Quantum reservoir computing (QRC) is a machine learning technique where complex quantum systems are exploited to solve temporal tasks, such as predicting chaotic time series and complex spatiotemporal dynamics. Most existing results in the analysis of QRC systems with classical inputs have been obtained using the density matrix formalism. This paper shows that alternative representations can provide better insights when dealing with design and assessment questions. More explicitly, system isomorphisms have been established that unify the density matrix approach to QRC with the representation in the space of observables using Bloch vectors associated with Gell-Mann bases. It has been shown that these vector representations yield state-affine systems (SAS) previously introduced in the classical reservoir computing literature and for which numerous theoretical results have been established. This connection has been used to show that various statements in relation to the fading memory (FMP) and the echo state (ESP) properties are independent of the representation, and also to shed some light on fundamental questions in QRC theory in finite dimensions. Our conclusions can be summarized as: the necessary and sufficient condition that makes a quantum reservoir valuable is strictly contractive dynamics towards input-dependent fixed points.
Pattern matching of quantum circuits, the task of finding sub-circuits of a quantum circuit that match a given pattern, is an essential tool of quantum circuit compilation. It can be used for instance to find redundant gate sequences that can be rewritten as more efficient computations. We propose an algorithm that performs this task for many patterns simultaneously, independently of the number of patterns. After a pre-computation step, in which the patterns are compiled into a decision tree, all pattern matches can be enumerated in time linear in the size of the input quantum circuit and in the size of the output. More precisely, given a set of patterns with at most $N$ qubits and circuit depth $\delta$, we enumerate all $m$ pattern matches of a circuit with $|C|$ gates in time $O(N)^{N + \frac{1}{2}} \cdot \delta \log \delta \cdot |C| + O(m)$.
We present a general strategy for mapping fermionic systems to quantum hardware with square qubit connectivity which yields low-depth quantum circuits, counted in the number of native two-qubit fSIM gates. We achieve this by leveraging novel operator decomposition and circuit compression techniques paired with specifically chosen fermion-to-qubit mappings that allow for a high degree of gate cancellations and parallelism. Our mappings retain the flexibility to simultaneously optimize for qubit counts or qubit operator weights and can be used to investigate arbitrary fermionic lattice geometries. We showcase our approach by investigating the tight-binding model, the Fermi-Hubbard model as well as the multi-orbital Hubbard-Kanamori model.
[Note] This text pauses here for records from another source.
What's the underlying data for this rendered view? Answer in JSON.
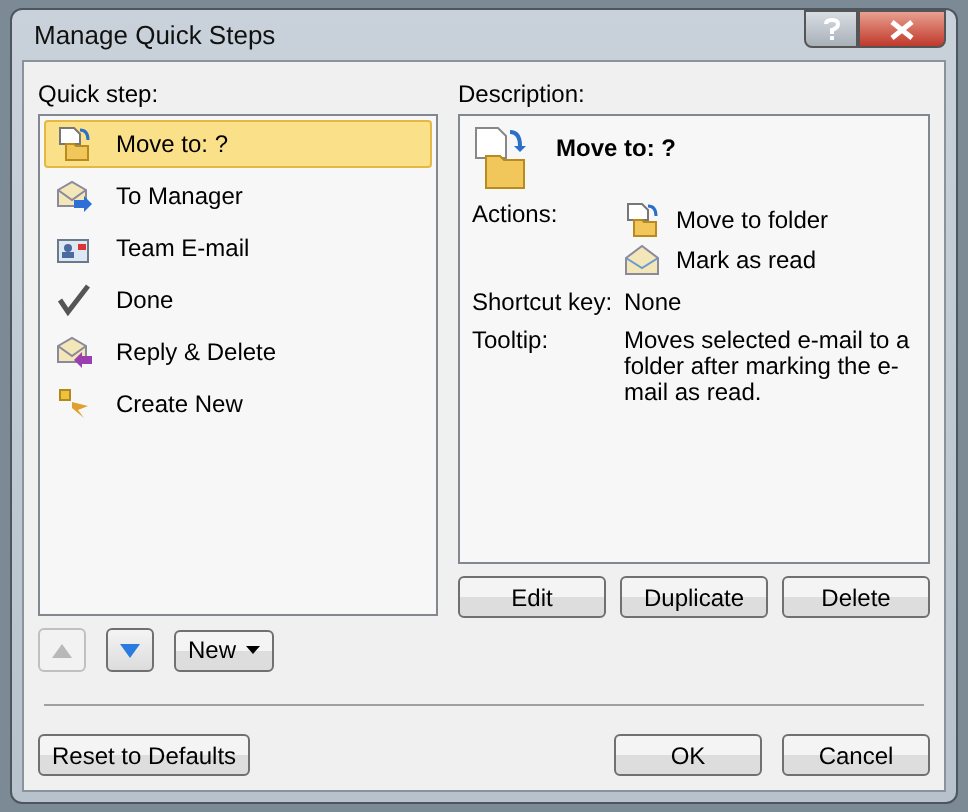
{
  "window": {
    "title": "Manage Quick Steps"
  },
  "quick_steps": {
    "label": "Quick step:",
    "items": [
      {
        "label": "Move to: ?",
        "kind": "move",
        "selected": true
      },
      {
        "label": "To Manager",
        "kind": "forward",
        "selected": false
      },
      {
        "label": "Team E-mail",
        "kind": "team",
        "selected": false
      },
      {
        "label": "Done",
        "kind": "check",
        "selected": false
      },
      {
        "label": "Reply & Delete",
        "kind": "reply",
        "selected": false
      },
      {
        "label": "Create New",
        "kind": "new",
        "selected": false
      }
    ]
  },
  "order_buttons": [
    {
      "kind": "up",
      "disabled": true
    },
    {
      "kind": "down",
      "disabled": false
    }
  ],
  "new_button": {
    "label": "New"
  },
  "description": {
    "label": "Description:",
    "title": "Move to: ?",
    "actions_label": "Actions:",
    "actions": [
      {
        "label": "Move to folder",
        "kind": "move"
      },
      {
        "label": "Mark as read",
        "kind": "read"
      }
    ],
    "shortcut_label": "Shortcut key:",
    "shortcut": "None",
    "tooltip_label": "Tooltip:",
    "tooltip": "Moves selected e-mail to a folder after marking the e-mail as read."
  },
  "description_buttons": [
    "Edit",
    "Duplicate",
    "Delete"
  ],
  "footer_buttons": {
    "reset": "Reset to Defaults",
    "ok": "OK",
    "cancel": "Cancel"
  }
}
We report unprecedentedly low circuit depths per single Trotter layer with up to a factor 3.2 improvement upon previous state-of-the-art. Additionally, we show that our decomposition and compression formalism produces favourable circuits even when no native parameterized two-qubit gates are available.